I graduated in 1972 from UCLA with a BA in history. I had started school with the general plan to gain admission to law school and then spend the rest of my working years practicing law. I had a gift for gab, appreciated what I had heard lawyers made as salaries, liked to read, and thought that if one had to work, the vocation of law was at least worth exploring. I wish I could say I had higher aspirations as I began to send off my law school applications, but such was not the case. I simply knew I needed a job when I graduated; my natural gifts appeared to match the requirements for what lawyers did and how they tended to think. 

The daunting problem facing me and a possible career in law was my G.P.A. I had proved to be an underperforming, unpromising student. My grade point average upon graduation, if memory serves me correctly, was 2.95. I was hardly promising material for the few spots in law schools available to graduating seniors. Somehow, though, I managed to score well on the LSAT (Law School Aptitude Test) and, much to my surprise, was accepted by the University of San Diego Law School. This was extremely encouraging to me. And then I met Jesus. As we’ve already seen, he has a way of turning things upside down.

The late sixties were a wild, wonderful, worrisome time to be in school at the University of California. The war in Vietnam was raging, and war protests regularly punctuated a day at the university. I remember the daily hum of police helicopters hovering over hot spots in Westwood, periodic sweeps by the Los Angeles Police Department across campus, and the agitated, turbulent, urgent words of speakers on the free-speech platform just off Bruin Walk. The issue of the day might be the war itself or other topics from economics and politics to philosophy, music, or sex.

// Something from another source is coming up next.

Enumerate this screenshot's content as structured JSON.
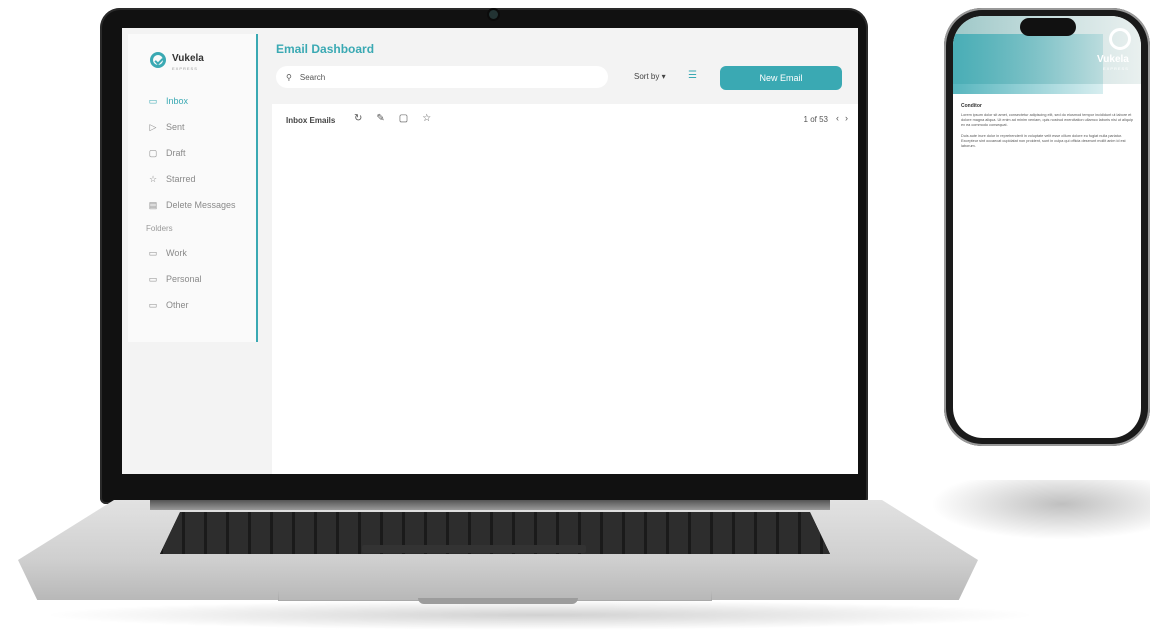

What I most vividly recall, though, is the deeply felt urgency of the times. Many students felt they stood on the brink of history’s end; discussions and debates, religious or not, often had an apocalyptic tone. Rumors circulated that California was soon to drop into the sea with the arrival of the long awaited big-one”. The world seemed tilted on edge, off-kilter, out of balance. The conflict over the war in Vietnam revealed cracks in American moral underpinnings, at least from the perspective of the young. Students opposed to the war insisted that it end immediately. Others felt just as strongly that those opposing the war were disloyal, cowardly sentimentalists, unaware of political realities. Whether for or against the war, many students sensed that life in America was rapidly changing: politically, morally, spiritually.

It was a time of extremes, of deep darkness and bright light and, surprisingly, of opportunity for Jesus to speak in the most unlikely places and to the most unlikely people. In the midst of this screwy, sexually overheated, violent world the words and deeds of Christ found a ready audience. Where? Precisely among young people who were longing to find a point of moral and spiritual clarity and stability, a rock in the midst of the storm, truth in the midst of the falsehoods of both the Right and Left, forgiveness in the midst of an increasingly jaded culture. Christ presented himself in the guise of street preachers such as Holy Hubert” at Berkeley and singers like Larry Norman in Los Angeles. More conventional ministries, such as Campus Crusade for Christ, attracted some. Some less conventional groups, such as the Christian World Liberation Front at Cal, reached others. The revival known as the Jesus movement broke out on Christian campuses and rippled through the counterculture. As it did so, it enveloped me.

To be continued …

You can catch up with all of Chris Hall’s blog posts at Conversations with Chris.